Driving days are never all that exciting be they in an RV or a rental car, but we are happy to report that everything went smoothly on this one. Because we were staying in a time share, we had a few extra chores emptying the garbage and stripping the beds, but the comfort of living in our own "home" more than made up for it. We had used the laundry and internet and were not sure if we would have regretted that when we got the bill, but since it was a homey atmosphere, all was included. I hate to sound like a broken record every time we go to Europe, but it is #$%^&&* expensive here. The prices would be reasonable if they were in dollars, but the Euro is worth 50% more. However, thanks to the generosity of friends and family and the fact that we had no time to go shopping, we will be getting on the plane to Rome tomorrow relatively unscathed thus far.
It also looks like our rental car will be returned tomorrow unscathed. Ken may marvel at my ability to pull German out of the deeply buried recesses of my mind, but when it comes to driving he's the best! It's the rare street in Vienna that's more than two blocks long. And all these short lanes intersect at angles; the street plan must have been laid out by drunken cows. Obviously the GPS was a big help, but I found I had to look two turns ahead to make sure that Ken was in the right lane at the right time for the next turn. Because the streets are so narrow, many of them are one way which the GPS handled with aplomb and left me wondering - how did we ever manage here without it? It did struggle a bit when we first came out of the underground parking garage because the tall buildings along the narrow buildings prevented a clear shot at the satellites. Most of the locals only get into their cars to drive out of town and they patronize the street cars. We shared the narrow lanes with street cars, buses, and frequent bike riders. It started to get dark at 3pm and many days were rainy so that reading the uniformly placed, but dark blue street signs was also a challenge. No wonder that many of our neighbors prefer to take tours when they travel overseas.
We had visited all the deceased members of my family in town, but my grandfather is buried about an hour outside Vienna with his great grandmother very near the expressway. Lots of tricky family details here... My aunt suggested that we stop there as well on the drive back to Munich. As she described how to get there, it was one of those drive into town, look for the church, you can't miss it descriptions. Well, we found the town and saw the church up on a hill, but couldn't figure out what road to take up there. The GPS did not know that the church existed so we were on our own. Hartmut got out of the car to ask two women on the street for help and they did their best, but we still thrashed around. The cemetery was small, and we had to do a bit of wandering to find my grandfather's grave.
My aunt had brought red commemorative candles on our last cemetery trip, but I was empty handed.
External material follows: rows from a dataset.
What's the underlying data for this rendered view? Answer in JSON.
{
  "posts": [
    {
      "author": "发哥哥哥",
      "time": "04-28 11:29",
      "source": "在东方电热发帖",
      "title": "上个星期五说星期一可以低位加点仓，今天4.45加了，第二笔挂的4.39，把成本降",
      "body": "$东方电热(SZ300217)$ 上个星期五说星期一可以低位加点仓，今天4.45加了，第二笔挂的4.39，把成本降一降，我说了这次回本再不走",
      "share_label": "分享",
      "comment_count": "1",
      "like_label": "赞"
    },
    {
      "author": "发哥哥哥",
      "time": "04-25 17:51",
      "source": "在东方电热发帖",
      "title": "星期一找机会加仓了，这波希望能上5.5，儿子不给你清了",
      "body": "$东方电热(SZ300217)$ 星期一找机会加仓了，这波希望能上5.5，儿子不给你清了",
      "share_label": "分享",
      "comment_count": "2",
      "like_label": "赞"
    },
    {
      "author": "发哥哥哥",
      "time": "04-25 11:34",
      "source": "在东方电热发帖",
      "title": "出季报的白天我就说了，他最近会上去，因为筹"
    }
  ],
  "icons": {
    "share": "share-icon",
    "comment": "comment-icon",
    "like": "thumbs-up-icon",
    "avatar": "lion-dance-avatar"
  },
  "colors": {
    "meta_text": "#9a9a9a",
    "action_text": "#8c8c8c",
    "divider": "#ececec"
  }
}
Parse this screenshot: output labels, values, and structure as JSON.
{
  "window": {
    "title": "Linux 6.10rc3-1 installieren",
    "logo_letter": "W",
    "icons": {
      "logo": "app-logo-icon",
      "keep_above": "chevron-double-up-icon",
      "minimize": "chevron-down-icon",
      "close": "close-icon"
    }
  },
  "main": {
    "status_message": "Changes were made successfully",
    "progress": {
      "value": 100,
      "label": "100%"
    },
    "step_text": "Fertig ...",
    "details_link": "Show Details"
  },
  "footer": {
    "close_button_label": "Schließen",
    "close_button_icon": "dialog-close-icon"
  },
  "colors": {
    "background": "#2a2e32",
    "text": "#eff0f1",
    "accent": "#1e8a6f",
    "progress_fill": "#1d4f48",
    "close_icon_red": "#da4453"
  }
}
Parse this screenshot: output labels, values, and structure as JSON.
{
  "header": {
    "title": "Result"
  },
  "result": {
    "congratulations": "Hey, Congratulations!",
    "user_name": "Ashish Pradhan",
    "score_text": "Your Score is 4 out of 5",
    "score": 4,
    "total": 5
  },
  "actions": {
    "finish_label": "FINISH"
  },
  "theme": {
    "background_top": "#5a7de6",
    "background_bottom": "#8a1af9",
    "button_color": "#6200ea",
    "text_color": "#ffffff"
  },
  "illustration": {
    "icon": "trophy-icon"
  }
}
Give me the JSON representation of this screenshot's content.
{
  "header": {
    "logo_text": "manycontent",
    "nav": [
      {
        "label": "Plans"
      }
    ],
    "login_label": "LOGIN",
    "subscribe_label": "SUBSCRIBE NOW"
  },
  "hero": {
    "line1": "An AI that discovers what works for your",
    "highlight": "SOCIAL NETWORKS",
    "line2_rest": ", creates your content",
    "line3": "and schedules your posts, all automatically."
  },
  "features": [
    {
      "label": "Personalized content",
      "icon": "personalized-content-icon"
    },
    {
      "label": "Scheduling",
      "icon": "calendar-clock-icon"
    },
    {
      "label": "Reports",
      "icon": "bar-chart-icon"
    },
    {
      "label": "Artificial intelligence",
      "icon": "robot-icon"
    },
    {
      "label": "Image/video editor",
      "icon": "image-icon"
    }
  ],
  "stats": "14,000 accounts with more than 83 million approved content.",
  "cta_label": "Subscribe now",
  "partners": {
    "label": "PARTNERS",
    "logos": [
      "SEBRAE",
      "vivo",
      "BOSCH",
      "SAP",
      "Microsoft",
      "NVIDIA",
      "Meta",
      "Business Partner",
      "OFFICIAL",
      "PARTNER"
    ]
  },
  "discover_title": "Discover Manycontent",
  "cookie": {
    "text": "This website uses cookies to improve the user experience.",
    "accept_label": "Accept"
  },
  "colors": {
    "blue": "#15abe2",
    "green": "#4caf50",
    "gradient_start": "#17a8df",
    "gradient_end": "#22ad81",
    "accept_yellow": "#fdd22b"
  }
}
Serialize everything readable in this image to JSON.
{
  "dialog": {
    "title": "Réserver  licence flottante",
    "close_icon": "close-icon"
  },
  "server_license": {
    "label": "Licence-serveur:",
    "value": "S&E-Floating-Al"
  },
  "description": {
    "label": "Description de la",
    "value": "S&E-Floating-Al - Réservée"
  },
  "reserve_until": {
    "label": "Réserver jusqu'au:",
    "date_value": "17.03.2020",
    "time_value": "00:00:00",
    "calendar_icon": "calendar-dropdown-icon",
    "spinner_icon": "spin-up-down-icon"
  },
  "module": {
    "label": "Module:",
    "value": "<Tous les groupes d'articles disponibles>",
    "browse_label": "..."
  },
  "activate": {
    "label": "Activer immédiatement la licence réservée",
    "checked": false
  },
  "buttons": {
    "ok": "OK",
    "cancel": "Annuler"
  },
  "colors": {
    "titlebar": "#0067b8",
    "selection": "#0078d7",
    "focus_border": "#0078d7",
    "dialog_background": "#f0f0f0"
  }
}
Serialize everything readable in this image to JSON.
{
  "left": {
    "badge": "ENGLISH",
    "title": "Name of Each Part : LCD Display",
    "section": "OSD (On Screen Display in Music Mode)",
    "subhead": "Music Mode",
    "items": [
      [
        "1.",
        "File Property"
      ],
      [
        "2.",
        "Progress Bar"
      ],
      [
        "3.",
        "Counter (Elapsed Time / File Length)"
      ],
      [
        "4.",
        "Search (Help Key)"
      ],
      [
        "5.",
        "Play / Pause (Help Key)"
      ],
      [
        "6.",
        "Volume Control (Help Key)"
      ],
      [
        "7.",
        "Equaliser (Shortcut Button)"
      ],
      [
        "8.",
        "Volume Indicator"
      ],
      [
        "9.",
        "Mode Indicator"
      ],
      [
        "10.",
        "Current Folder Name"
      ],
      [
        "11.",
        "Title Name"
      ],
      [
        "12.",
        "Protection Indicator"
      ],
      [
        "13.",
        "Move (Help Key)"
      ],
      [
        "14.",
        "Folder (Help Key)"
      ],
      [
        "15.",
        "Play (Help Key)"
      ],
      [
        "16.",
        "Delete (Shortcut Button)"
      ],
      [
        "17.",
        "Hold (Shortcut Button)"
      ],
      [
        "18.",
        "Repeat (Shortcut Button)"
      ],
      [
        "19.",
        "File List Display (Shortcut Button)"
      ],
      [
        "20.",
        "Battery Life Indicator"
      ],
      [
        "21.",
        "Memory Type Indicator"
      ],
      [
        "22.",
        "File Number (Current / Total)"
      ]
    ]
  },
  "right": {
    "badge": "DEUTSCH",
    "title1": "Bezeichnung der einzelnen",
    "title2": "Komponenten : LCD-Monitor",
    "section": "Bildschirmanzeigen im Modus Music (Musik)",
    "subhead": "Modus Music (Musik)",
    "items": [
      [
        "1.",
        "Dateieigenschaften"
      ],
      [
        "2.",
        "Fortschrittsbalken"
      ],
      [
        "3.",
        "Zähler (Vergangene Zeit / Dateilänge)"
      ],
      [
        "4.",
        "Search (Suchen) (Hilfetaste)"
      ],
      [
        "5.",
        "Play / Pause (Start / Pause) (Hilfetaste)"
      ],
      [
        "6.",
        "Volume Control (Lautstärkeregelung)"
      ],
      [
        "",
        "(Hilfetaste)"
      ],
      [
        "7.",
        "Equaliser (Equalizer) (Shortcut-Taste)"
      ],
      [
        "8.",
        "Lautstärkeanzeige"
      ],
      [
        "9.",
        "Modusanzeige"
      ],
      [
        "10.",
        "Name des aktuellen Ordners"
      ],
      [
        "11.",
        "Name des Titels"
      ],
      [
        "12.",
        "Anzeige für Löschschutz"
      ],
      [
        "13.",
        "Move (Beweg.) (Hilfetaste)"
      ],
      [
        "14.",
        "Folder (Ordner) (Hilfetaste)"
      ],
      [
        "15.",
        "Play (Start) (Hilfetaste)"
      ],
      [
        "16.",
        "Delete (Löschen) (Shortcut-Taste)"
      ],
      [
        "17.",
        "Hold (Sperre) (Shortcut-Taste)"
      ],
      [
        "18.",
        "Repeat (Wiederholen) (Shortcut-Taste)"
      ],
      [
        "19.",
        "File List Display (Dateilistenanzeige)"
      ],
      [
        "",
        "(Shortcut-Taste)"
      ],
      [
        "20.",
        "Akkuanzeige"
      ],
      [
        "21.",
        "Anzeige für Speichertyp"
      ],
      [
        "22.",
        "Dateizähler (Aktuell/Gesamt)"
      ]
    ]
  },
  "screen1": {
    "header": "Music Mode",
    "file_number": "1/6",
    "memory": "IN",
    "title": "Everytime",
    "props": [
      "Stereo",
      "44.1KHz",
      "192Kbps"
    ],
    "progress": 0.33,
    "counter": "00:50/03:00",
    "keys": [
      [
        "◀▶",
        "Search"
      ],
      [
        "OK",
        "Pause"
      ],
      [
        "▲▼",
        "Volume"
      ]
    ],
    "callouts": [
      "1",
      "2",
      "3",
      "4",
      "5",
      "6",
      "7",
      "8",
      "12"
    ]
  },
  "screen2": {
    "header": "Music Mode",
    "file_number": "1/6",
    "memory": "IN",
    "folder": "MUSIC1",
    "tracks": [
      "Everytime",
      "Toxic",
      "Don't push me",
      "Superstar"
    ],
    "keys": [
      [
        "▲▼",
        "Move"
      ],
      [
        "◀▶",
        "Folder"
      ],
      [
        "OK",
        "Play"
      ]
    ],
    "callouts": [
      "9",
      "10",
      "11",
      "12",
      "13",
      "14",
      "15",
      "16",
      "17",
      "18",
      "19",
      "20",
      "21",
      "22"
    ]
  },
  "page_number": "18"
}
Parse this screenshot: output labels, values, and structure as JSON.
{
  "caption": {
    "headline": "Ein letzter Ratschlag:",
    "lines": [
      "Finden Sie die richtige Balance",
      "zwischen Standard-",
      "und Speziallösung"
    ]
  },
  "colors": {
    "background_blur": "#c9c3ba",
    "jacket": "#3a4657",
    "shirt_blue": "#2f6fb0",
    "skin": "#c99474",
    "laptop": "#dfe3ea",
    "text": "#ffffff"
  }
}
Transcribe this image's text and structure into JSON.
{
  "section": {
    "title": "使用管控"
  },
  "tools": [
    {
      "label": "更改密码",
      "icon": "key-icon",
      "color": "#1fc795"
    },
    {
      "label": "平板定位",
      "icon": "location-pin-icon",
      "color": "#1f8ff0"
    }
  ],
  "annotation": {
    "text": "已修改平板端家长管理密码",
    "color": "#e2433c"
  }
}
A vending machine nearby sold candles of varying degrees of fanciness. Now I had a candle, but no way to light it. I went into a nearby hardware store and used my best German, saying that I was from America and had just found my grandfather's grave and wanted to honor him with the candle. Matches were instantly provided and I could finish the job I had come to Vienna to do. It was not nearly as sad to be here without my aunt, because I never knew my grandfather, and I was left with a feeling of completeness.
Time to move on. We returned to Munich and dropped off Hartmut; we are so glad that he came with us. It made the trip so much more fun and he always gives us background and perspective we would not have on our own. While we made it to our hotel near the airport tonight without his help, we had a feeling of security because he was in the back seat. When we are in Rome tomorrow, we will wish he had continued the trip with us.